But surely the heroes and good guys are the good-looking ones! The terrifying things are those which you cannot bear to look at – the unspeakable face of the demon, the vision of torture and horror, the bogeyman.

Yes, but our relationship with the beast is a simple one, our response unambiguous – psychologists call it fight or flight. What’s far more perilous is standing mesmerised before someone so beautiful it makes you ache inside, wanting more than anything not to leave their presence, while a distant, un-heeded voice in your head is screaming, Run for your life!

You are a sailor, heading inexorably for the rocks, and loving every second of the journey.

1 Peter Straub Ghost Story.
2 Description of Caesaria Barbarossa from Clive Barker’s Galilee.

The real ‘Elsham’s End’

All fiction has its roots in real life. Even fiction that deals with the supernatural.

One of the most common questions I get asked about ‘Elsham’s End’ is whether it’s based on a real place. Well the answer is yes – so here is the story of the real ‘Elsham’s End’.

‘Elsham’s End’ is based on the house I grew up in, in the Kent countryside. I was very fortunate to live there – it was a beautiful place with a large, rambling garden. But my family’s relationship with the house was ambiguous – we all loved it and yet I think we all knew there was something not quite right about it.

It was fairly isolated and I suppose that contributed to this feeling, a vague sense of unease. It was very quiet there, particularly at night. Many of the events in the book came from dreams that I and other members of my family had. Visitors who stayed in the house often reported strange and unsettling dreams too, some refusing to sleep there again.

My mother particularly never really felt at ease in the house, and I later discovered that she hated living there. She had many dreams that centred around the boxroom, a small attic space above the garage, which features very strongly in the novel.

In looking for an explanation, she always put the peculiar atmosphere in the place down to its history. Two sisters had lived there before us. Essentially they had run a private hospice there – a place where people went to die.

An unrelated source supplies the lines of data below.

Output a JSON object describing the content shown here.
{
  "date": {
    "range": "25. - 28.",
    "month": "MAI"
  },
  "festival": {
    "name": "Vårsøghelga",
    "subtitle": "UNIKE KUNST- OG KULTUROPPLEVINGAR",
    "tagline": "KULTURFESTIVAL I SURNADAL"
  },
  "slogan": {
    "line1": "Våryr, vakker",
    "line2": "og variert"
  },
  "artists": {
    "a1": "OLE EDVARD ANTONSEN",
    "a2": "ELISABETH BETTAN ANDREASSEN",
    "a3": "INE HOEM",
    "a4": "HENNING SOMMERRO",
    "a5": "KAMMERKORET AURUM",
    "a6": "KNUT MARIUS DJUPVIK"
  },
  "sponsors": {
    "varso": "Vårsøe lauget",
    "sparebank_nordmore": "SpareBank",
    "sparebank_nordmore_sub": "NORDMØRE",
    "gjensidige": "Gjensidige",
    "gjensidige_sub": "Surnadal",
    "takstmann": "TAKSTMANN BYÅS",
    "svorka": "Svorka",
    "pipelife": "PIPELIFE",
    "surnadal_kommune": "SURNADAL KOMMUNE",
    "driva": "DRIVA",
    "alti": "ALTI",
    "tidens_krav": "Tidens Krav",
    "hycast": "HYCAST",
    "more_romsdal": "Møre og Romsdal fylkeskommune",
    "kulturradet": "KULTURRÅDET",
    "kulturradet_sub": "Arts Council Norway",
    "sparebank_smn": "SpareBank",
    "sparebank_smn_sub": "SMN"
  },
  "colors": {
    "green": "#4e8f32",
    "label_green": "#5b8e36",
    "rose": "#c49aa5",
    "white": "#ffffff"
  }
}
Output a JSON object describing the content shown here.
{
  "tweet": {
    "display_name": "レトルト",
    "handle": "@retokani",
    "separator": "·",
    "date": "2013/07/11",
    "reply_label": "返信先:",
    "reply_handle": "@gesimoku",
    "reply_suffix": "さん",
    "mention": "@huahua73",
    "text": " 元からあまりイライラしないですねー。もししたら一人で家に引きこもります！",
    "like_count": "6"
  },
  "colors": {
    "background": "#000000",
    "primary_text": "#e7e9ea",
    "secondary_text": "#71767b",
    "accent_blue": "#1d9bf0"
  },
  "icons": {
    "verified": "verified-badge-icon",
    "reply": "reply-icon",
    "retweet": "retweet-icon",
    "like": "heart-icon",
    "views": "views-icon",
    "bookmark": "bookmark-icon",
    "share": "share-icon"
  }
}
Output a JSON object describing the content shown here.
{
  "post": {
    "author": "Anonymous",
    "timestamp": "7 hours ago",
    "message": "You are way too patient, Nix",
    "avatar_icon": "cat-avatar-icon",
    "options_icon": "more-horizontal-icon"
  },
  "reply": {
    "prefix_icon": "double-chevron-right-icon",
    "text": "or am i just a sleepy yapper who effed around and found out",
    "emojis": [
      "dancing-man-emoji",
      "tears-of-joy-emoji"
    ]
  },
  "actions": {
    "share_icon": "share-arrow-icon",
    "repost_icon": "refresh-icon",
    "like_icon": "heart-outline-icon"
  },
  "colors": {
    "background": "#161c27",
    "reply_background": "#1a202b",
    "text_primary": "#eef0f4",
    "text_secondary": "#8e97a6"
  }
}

My own experience of living there is hard to pin down. I really only became aware of how strange the house felt when we left. My older brother and sister had flown the nest, so we moved to a smaller place in a busy little village further up the valley. I was ten years old, yet I was acutely aware of how different the atmosphere was in the new house. And I realised I’d just stepped out of the shadow of the old place, which had been cast over me from such an early age I was not even aware of it.